Description of the task — Records follow. Copy every line with "optional".

-- Task input follows --

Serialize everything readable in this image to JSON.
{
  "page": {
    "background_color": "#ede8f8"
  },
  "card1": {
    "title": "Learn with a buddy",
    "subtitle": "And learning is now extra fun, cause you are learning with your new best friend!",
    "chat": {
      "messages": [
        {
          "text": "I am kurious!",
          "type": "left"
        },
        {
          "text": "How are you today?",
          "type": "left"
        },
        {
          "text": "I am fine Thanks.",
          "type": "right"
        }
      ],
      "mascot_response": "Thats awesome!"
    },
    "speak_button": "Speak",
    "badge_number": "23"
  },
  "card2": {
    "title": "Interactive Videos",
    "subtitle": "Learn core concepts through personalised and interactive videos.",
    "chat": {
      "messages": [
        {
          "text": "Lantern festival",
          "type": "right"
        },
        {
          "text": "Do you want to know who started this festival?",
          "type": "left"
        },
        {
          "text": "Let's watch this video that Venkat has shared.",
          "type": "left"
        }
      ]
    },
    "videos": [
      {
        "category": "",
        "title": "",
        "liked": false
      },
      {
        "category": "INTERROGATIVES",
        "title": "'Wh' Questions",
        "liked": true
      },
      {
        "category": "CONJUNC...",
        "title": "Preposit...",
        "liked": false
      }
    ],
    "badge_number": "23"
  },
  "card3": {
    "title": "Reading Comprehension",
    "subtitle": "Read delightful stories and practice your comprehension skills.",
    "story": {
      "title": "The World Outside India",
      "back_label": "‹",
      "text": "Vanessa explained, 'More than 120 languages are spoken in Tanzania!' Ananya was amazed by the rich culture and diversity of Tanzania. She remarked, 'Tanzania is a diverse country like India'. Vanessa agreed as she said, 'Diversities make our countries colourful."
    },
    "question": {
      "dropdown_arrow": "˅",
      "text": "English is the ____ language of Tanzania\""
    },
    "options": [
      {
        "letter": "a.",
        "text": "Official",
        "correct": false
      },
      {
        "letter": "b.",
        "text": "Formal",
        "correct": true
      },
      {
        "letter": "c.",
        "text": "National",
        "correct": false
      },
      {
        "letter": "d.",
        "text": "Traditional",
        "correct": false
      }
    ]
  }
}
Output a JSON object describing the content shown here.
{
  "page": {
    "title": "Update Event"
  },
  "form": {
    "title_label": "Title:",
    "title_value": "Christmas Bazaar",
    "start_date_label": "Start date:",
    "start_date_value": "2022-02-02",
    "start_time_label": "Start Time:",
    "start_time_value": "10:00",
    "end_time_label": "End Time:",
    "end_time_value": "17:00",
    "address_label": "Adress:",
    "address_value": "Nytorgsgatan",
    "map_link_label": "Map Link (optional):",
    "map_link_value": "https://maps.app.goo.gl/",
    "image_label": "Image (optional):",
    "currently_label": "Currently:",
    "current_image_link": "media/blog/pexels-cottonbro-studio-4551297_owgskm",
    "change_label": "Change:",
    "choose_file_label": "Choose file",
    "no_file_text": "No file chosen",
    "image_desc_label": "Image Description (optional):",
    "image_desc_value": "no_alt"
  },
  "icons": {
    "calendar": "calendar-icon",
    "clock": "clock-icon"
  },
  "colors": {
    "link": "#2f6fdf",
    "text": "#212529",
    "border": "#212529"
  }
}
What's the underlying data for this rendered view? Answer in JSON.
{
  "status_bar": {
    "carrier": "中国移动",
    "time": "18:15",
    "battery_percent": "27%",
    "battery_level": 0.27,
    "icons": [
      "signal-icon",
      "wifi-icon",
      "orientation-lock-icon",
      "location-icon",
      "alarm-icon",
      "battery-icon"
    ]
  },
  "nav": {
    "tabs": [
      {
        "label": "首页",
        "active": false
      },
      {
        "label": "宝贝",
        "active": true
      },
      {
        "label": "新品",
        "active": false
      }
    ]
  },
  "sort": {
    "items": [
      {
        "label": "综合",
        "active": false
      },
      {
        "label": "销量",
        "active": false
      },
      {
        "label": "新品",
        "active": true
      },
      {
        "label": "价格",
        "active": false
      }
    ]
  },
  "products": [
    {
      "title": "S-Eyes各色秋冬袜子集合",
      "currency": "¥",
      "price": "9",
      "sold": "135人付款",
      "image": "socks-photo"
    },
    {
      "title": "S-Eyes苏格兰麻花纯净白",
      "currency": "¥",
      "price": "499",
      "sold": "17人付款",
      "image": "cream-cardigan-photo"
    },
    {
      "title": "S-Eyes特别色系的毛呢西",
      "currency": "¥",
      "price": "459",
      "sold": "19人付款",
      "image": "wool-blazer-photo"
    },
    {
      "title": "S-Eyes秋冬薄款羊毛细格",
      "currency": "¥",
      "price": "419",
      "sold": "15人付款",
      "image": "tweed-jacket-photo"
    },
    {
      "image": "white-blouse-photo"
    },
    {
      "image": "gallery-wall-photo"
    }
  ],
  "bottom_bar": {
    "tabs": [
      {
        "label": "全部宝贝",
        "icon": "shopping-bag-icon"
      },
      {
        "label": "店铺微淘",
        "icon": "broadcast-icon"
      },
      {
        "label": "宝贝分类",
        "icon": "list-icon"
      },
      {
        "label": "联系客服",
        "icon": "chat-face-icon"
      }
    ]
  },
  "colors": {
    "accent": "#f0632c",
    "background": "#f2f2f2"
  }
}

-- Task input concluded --

Answer to this task —
    "map_link_label": "Map Link (optional):",
    "image_label": "Image (optional):",
    "image_desc_label": "Image Description (optional):",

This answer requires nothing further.